Soil incubations reproduce field methane dynamics in a subarctic wetland

Suzanne B. Hodgkins, Jeffrey P. Chanton, Lauren C. Langford, Carmody K. McCalley, Scott R. Saleska, Virginia I. Rich, Patrick M. Crill, William T. Cooper

Research output: Contribution to journalArticlepeer-review

19 Scopus citations


A major challenge in peatland carbon cycle modeling is the estimation of subsurface methane (CH4) and carbon dioxide (CO2) production and consumption rates and pathways. The most common methods for modeling these processes are soil incubations and stable isotope modeling, both of which may involve departures from field conditions. To explore the impacts of these departures, we measured CH4/CO2 concentration ratios and 13C fractionation factors (αC, indicating CH4 production pathways) in field pore water from a thawing subarctic peatland, and compared these values to those observed in incubations of corresponding peat samples. Incubation CH4/CO2 production ratios were significantly and positively correlated with observed field CH4/CO2 concentration ratios, though observed field ratios were ~20 % of those in incubations due to CH4’s lower solubility in pore water.

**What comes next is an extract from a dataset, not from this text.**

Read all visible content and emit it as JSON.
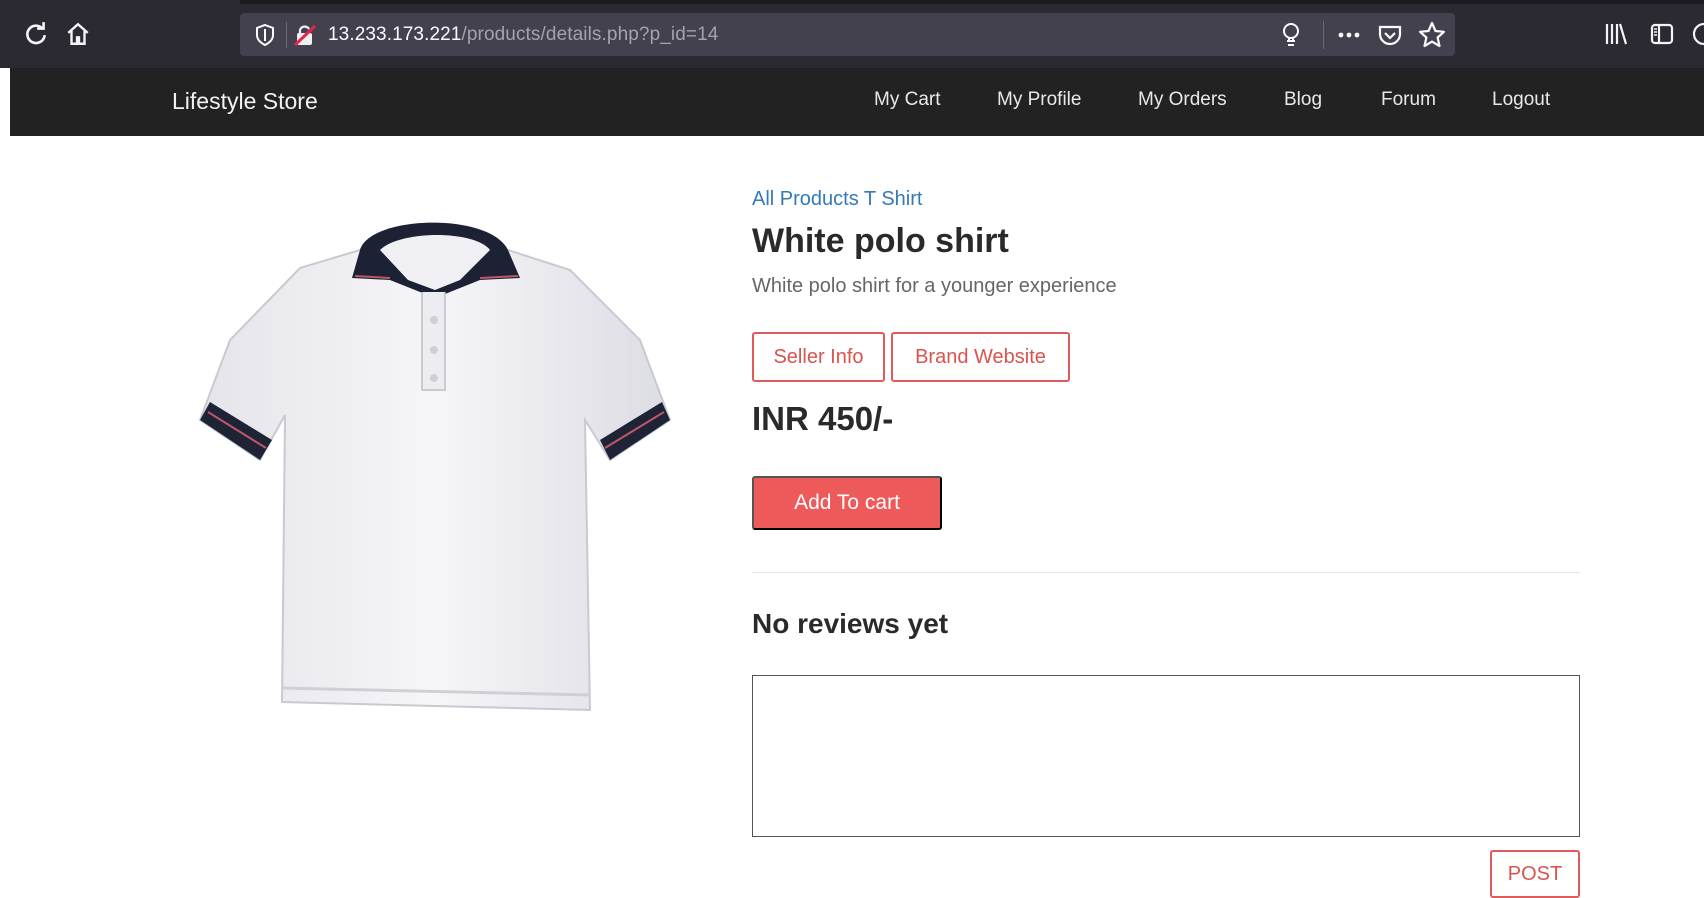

After correcting the field ratios for CH4 loss with an isotope mass balance model, the incubation CH4/CO2 ratios and αC were both significantly positively correlated with field ratios and αC (respectively), both with slopes indistinguishable from 1. Although CH4/CO2 ratios and αC were slightly higher in the incubations, these shifts were consistent along the thaw progression, indicating that ex situ incubations can replicate trends in in situ CH4 production.

Original languageEnglish (US)
Pages (from-to)241-249
Number of pages9
Issue number1-2
StatePublished - Nov 1 2015


  • Geochemistry
  • Methane
  • Peatlands
  • Soil incubations
  • Stable isotopes

ASJC Scopus subject areas

  • Environmental Chemistry
  • Water Science and Technology
  • Earth-Surface Processes


Dive into the research topics of 'Soil incubations reproduce field methane dynamics in a subarctic wetland'. Together they form a unique fingerprint.

Cite this